Let me help by offering a few key points you need to know before you get started.
When preparing your Financial Affidavit, make certain you:
· Understand the Financial Affidavit regulations that apply in your state. You may already know that regulations governing the division of separate and marital property and the division of debt are different from one state to another. Likewise, regulations concerning Financial Affidavits can vary depending on where you live. First of all, Financial Affidavits are called different things in different states. If you live in Connecticut, you will file a “Financial Affidavit,” but in Utah, you’d be asked for a “Financial Declaration.” Couples divorcing in New Jersey are required to file a “Case Information Statement,” while the Courts in New York use a 14-page “Statement of Net Worth” form.
Bottom line: Be sure you know what information your state’s Courts require of you, and that you have the correct forms in hand to provide it.
· Pay attention to every detail. Whatever name they go by in your state, all Financial Affidavit forms ask for very specific information. You will be required to itemize your every expense according to category –from the obvious ones such as mortgages, cars and school tuitions, to things you might not immediately think of, such as hair care, pet sitting and magazine subscriptions. Remember: The “little” expenses can add up significantly, and errors or omissions could affect the financial outcome of your divorce agreement.

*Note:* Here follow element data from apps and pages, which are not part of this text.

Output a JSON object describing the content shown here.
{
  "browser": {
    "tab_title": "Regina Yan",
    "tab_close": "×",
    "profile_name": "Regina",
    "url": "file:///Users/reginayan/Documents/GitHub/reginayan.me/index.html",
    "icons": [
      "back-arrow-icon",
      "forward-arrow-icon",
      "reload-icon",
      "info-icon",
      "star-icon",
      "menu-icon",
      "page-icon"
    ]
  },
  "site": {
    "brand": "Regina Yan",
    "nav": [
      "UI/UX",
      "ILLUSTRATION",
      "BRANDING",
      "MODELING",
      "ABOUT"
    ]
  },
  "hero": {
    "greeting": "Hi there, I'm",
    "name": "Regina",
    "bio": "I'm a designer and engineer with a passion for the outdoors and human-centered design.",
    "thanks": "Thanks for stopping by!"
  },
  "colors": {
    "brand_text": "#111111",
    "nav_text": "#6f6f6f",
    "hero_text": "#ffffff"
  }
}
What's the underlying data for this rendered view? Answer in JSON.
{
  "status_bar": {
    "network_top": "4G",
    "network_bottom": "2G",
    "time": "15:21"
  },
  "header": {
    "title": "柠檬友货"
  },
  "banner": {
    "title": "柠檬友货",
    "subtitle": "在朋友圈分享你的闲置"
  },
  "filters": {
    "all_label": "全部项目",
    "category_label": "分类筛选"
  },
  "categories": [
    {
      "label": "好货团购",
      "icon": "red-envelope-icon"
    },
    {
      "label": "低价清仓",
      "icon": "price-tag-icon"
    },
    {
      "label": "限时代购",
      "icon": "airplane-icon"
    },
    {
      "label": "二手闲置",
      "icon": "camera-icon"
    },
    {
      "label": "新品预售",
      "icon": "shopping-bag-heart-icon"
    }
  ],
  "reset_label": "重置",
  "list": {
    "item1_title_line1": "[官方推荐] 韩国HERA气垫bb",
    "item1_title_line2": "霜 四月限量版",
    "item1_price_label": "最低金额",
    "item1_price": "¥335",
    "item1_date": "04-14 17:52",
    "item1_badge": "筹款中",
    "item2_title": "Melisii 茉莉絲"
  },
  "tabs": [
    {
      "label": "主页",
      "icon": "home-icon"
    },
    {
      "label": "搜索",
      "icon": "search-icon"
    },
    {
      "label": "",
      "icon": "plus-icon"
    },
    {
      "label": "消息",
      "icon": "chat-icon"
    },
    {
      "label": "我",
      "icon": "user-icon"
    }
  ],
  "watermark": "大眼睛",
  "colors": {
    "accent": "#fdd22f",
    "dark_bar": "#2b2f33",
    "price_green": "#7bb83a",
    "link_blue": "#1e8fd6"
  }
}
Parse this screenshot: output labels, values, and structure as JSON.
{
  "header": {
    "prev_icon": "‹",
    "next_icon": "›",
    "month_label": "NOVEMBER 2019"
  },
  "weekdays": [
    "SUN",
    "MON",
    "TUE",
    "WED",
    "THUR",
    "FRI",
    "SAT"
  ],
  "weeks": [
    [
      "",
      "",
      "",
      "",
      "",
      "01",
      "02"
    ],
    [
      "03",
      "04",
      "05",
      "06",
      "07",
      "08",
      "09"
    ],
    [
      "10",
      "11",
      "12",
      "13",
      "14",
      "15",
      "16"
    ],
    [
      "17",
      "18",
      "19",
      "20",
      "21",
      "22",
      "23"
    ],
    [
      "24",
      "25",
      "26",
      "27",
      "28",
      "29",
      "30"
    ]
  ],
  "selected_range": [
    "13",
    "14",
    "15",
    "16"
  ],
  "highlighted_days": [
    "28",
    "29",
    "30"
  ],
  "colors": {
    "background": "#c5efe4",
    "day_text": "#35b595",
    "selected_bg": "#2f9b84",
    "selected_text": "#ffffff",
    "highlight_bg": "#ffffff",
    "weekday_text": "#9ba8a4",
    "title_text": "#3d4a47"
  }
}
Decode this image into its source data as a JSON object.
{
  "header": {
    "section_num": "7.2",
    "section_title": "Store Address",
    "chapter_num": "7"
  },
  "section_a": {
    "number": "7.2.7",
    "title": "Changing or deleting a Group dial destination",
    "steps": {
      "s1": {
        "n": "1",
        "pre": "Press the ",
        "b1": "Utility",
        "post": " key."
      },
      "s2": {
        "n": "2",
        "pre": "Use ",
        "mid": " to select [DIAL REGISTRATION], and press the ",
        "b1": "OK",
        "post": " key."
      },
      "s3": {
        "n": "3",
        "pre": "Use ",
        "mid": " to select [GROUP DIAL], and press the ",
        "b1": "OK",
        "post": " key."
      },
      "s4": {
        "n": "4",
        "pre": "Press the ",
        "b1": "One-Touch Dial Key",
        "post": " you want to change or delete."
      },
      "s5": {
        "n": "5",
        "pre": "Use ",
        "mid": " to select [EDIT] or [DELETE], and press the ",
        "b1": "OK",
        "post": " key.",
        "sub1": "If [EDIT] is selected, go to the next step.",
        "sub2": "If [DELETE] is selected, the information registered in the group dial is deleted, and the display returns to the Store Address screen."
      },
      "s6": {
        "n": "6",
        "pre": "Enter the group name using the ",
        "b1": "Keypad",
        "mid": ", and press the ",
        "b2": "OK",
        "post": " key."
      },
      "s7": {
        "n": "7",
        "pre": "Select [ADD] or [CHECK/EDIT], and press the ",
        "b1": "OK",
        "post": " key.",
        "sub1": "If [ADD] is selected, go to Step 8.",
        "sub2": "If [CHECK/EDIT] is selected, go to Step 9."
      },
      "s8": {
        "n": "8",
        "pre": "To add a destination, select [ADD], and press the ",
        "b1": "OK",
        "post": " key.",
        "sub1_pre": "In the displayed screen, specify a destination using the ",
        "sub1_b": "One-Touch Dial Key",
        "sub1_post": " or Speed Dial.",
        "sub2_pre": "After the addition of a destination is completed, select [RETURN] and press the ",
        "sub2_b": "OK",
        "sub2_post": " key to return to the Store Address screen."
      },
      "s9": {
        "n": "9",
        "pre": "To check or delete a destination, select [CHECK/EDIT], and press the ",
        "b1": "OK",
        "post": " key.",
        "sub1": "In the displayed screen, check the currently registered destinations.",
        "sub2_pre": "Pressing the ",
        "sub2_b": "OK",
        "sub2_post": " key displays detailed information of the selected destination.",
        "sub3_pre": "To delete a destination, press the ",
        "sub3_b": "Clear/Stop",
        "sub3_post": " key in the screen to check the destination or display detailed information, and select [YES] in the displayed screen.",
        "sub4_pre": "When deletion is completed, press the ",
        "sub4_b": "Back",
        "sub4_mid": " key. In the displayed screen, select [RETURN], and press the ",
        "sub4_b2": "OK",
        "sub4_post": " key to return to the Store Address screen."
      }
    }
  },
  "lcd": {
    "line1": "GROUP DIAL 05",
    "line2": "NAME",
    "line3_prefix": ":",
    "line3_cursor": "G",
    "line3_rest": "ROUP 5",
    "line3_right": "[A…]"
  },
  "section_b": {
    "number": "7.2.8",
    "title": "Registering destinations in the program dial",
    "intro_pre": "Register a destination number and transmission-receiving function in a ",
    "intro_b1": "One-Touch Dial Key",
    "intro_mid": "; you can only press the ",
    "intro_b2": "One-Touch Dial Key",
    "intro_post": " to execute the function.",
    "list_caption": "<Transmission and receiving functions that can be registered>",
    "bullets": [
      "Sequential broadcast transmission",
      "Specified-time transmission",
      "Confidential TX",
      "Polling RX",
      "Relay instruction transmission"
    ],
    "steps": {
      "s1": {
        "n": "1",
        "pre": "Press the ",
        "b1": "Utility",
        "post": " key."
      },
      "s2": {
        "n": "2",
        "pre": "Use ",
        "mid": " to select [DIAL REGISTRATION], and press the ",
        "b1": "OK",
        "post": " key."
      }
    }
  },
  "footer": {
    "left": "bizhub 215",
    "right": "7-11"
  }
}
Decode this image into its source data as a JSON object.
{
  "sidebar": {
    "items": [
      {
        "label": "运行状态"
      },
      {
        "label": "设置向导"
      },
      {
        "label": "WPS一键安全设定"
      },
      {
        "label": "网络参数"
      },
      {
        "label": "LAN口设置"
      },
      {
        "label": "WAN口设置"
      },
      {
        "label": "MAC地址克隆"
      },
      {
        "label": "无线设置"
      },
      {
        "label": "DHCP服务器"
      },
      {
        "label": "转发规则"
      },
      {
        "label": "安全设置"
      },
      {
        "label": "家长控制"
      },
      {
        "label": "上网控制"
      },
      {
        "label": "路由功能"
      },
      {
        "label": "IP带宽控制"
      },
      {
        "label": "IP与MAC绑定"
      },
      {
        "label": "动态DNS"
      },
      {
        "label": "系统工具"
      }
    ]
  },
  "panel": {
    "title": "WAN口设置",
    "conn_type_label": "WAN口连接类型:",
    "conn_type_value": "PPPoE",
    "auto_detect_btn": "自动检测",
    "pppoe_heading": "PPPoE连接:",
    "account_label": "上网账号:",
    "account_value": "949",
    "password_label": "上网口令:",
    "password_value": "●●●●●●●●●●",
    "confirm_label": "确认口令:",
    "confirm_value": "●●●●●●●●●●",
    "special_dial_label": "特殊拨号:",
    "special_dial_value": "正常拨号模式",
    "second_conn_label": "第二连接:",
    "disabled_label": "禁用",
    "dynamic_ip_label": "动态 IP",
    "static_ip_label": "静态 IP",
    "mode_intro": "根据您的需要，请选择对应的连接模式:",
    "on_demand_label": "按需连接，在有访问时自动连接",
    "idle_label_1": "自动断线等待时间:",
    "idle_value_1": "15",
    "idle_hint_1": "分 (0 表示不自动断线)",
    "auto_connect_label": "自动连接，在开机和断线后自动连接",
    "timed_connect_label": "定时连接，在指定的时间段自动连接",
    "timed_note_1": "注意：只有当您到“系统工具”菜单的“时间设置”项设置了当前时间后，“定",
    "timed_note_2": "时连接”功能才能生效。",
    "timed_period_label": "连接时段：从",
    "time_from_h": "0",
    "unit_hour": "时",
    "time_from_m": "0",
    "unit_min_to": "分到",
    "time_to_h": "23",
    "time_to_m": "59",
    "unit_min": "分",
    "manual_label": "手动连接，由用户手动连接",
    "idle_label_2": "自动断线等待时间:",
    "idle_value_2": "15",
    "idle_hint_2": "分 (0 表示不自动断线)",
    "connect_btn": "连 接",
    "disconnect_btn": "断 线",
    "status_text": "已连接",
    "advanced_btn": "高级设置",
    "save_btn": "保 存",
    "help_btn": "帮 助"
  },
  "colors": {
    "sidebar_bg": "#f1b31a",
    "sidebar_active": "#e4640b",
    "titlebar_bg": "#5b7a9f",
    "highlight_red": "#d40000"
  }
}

Sorting through months of credit card and bank statements, utility bills, insurance records and the like to ferret out all the particulars you need for your Financial Affidavit can seem daunting (and tedious!), but it is necessary. Familiarity with your financial situation at that level of detail can make a significant difference in the picture your Financial Affidavit will present to the Courts . . . and so, no matter how difficult the process becomes, please resist the urge to guesstimate a response! Most people who guess at their financial information end up way off the mark, and ultimately, that can do more harm than good.